The Nimrod would be armed through 2 x 0.303 Vickers machine guns in fixed, forward-firing positions over the nose (just ahead of the pilot's position). The guns were designed to fire through the spinning propeller blades by way of interrupter gear. Beyond its fixed armament, the airframe was also cleared to carry up to 4 x 20lb conventional drop bombs.
Specification 16/30 covered the new Nimrod fighter and a first flight was had in 1930 with power stemming from a Rolls-Royce "Kestrel II MS" engine of 477 horsepower. A production-quality version was then officially flown on October 14th, 1931 for the first time to which an FAA order for 35 of the type followed. Because of the flexibility built into the Nimrod design, the land-based airplane could be relatively easily converted to floatplane form. This was proven through the second completed production-quality form which was fitted with a floatplane undercarriage (twin float arrangement).
Initial production models were designated "Nimrod I" and numbered 57 in all. Then came 28 "Nimrod II" models which moved on to the Rolls-Royce "Kestrel V" series engine of 608 horsepower to help increase performance. The wings were also swept-back some for better aerodynamic efficiency.

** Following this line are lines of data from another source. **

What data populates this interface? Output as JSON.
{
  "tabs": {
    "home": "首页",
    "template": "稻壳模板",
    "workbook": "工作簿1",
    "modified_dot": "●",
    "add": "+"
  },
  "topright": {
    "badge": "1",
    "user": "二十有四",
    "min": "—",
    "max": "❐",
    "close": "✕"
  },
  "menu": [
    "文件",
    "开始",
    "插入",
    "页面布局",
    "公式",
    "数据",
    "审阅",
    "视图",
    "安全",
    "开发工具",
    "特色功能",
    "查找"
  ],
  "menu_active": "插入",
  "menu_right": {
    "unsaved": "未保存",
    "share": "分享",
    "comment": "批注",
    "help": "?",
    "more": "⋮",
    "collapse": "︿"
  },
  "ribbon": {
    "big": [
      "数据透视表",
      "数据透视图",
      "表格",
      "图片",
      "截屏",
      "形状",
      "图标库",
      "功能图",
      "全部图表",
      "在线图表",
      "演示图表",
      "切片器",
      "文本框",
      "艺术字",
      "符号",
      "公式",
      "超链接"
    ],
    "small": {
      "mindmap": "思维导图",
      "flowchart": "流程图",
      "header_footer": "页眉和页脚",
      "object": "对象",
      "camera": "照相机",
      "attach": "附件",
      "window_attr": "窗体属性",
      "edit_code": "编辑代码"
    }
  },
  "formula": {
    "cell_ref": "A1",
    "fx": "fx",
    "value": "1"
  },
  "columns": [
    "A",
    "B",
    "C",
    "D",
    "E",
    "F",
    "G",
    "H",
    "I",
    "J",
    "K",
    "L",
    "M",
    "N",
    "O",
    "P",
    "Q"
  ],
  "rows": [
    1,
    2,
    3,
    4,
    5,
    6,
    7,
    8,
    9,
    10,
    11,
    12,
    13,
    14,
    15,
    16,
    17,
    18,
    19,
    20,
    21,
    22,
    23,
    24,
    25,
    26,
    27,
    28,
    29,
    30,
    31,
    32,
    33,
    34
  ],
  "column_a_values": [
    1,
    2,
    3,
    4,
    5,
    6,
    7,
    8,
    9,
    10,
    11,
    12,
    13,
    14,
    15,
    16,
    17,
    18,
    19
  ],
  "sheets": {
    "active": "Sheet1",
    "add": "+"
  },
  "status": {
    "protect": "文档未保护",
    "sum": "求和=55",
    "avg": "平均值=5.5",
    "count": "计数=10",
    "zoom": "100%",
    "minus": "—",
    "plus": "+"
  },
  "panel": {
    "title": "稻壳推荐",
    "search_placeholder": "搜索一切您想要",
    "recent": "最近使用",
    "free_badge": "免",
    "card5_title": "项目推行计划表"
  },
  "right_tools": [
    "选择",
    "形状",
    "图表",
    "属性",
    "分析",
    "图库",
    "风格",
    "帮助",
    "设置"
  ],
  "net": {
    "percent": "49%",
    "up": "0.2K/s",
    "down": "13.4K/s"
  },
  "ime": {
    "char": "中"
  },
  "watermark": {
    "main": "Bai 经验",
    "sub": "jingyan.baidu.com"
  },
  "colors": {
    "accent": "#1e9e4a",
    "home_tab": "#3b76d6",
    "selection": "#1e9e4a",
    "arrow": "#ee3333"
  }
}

The Nimrod series went on to have a healthy service life with the FAA. Introduced in 1933, it forged a career that spanned until May of 1939 before being retired from Royal Navy service as newer and better fighter designs emerged. The design was evaluated in both Japan (as the "AXH") and Portugal while Denmark adopted a pair and produced another ten units locally. Danish operation of the Nimrod was given up for good in August of 1943.
For the FAA, the Nimrod went on to stock eleven total squadrons.
Any available statistics for the Hawker Nimrod Naval Biplane Fighter are showcased in the areas immediately below. Categories include basic specifications covering country-of-origin, operational status, manufacture(s) and total quantitative production. Other qualities showcased are related to structural values (namely dimensions), installed power and standard day performance figures, installed or proposed armament and mission equipment (if any), global users (from A-to-Z) and series model variants (if any).
Our Data Modules allow for quick visual reference when comparing a single entry against contemporary designs. Areas covered include general ratings, speed assessments, and relative ranges based on distances between major cities.
Relative Maximum Speed Rating
This entry's maximum listed speed (193mph).
Graph average of 150 miles-per-hour.
Graph showcases the Hawker Nimrod's operational range (on internal fuel) when compared to distances between major cities.